Hazel looked at him sharply, but Holly replied, "Well?"
"It said, 'Look, there's a rabbit! We're in danger!'"
"This is no time–" began Hazel.
"Don't silence him," said Holly. "We wouldn't bee here at all without his blue tit's chatter." [...] It took a long time to climb the hill.
"Hazel," [Dandelion] said, "I thought I ought to come and tell you about Holly. He's much better this evening, but he had a very bad night and so did we. Every time he seemed to be going to sleep, he kept starting up and crying. I thought he was going out of his mind. Pipkin kept talking to him – he was first-rate – and he seems to set a lot of store by Bluebell. Bluebell kept on making jokes. He was worn out before the morning and so were the lot of us – we've been sleeping all day. Holly's been more or less himself since he woke up this afternoon, and he's been up to silflay. [...]"
"Is he fit to talk to us, then?" asked Bigwig.
"I think so. [...]"
They found Holly with Bluebell and Pipkin, on the turf by the anthill where Dandelion had first looked ovr the down. Holly was sniffing a purple orchis. The head of mauve blooms rocked gently on its stem as he pushed his nose against it.
"Don't frighten it, master," said Bluebell. "It might fly away. After all, it's got a lot of spots to choose from. Look at them all over the leaves."
"Oh, get along with you, Bluebell," answered Holly, good-humoredly.
Bigwig came up, "I know it's not owl time yet," he said, "but everyone's so eager to hear you, Holly, that they want to go underground at once. Will that suit you?"
"Underground?" replied Holly. "But how can you all hear me underground? I was expecting to talk here."
"Come and see," said Bigwig.
Holly and Bluebell were impressed by the Honeycomb.
"This is something quite new," said Holly. "What keeps the roof up?"
"It doens't need to be kept up," said Bluebell. "It's right up the hill already."
"An idea we found on the way," said Bigwig.
"Lying in a field," said Bluebell. "It's all right, master, I'll be quiet while you're speaking."
"Yes, you must," said Holly. "Soon no one will want jokes."
"[...] Men never hurry, do they? Then one of them got a spade and began filling in the mouths of all the holes he could find. Every hole he came to, he cut out the turf above and pushed it into the hole. That puzzled me, because with ferrets they want to drive the rabbits out. But I was expecting that they'd leave a few holes open and net them: although that would have been a foolish way to ferret, because a rabbit that went up a blocked run would be killed underground and then the man wouldn't get his ferret back very easily, you know."
"Don't make it to grim, Holly," said Hazel, for Pipkin was shuddering at the thought of the blocked run and the pursuing ferret.
"Too grim?" replied Holly bitterly. "I've hardly started yet. Would anyone like to go away?" No one moved and after a few moments he continued.
"After that we had the worst time of all. If it hadn't had been for Bluebell's jokes and chatter we'd have stopped running[**] for certain."
"Hraka one end, jokes the other," said Bluebell. "I used to roll a joke along the ground and we both followed it. That was how we kept going."

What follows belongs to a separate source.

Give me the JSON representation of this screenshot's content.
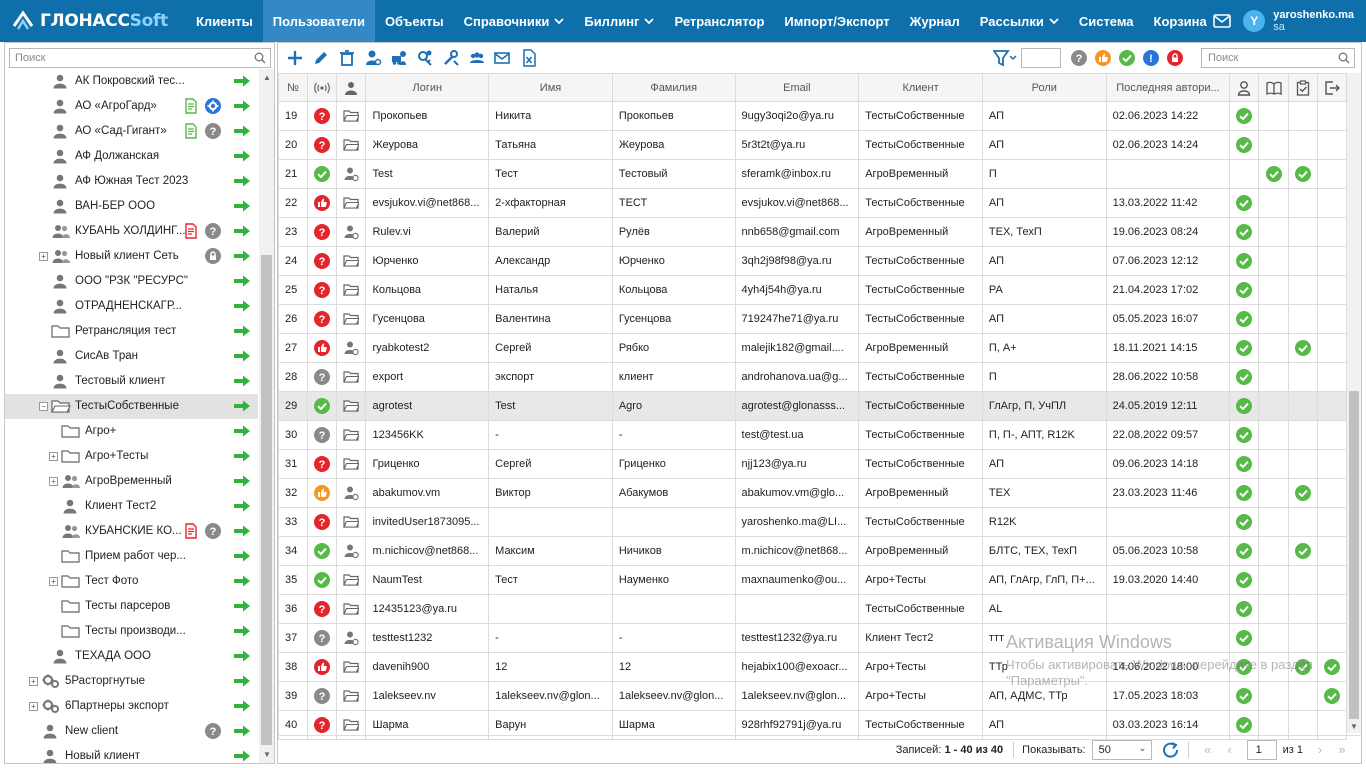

, Richard Adams, from the chapters "A Honeycomb and a Mouse" and "For El-Ahrairah to Cry".* Elided: the famous part about what happened to Sandleford Warren, which, when people say seeing the movie as children traumatized them, is the part they're talking about.
** A euphemism previously established.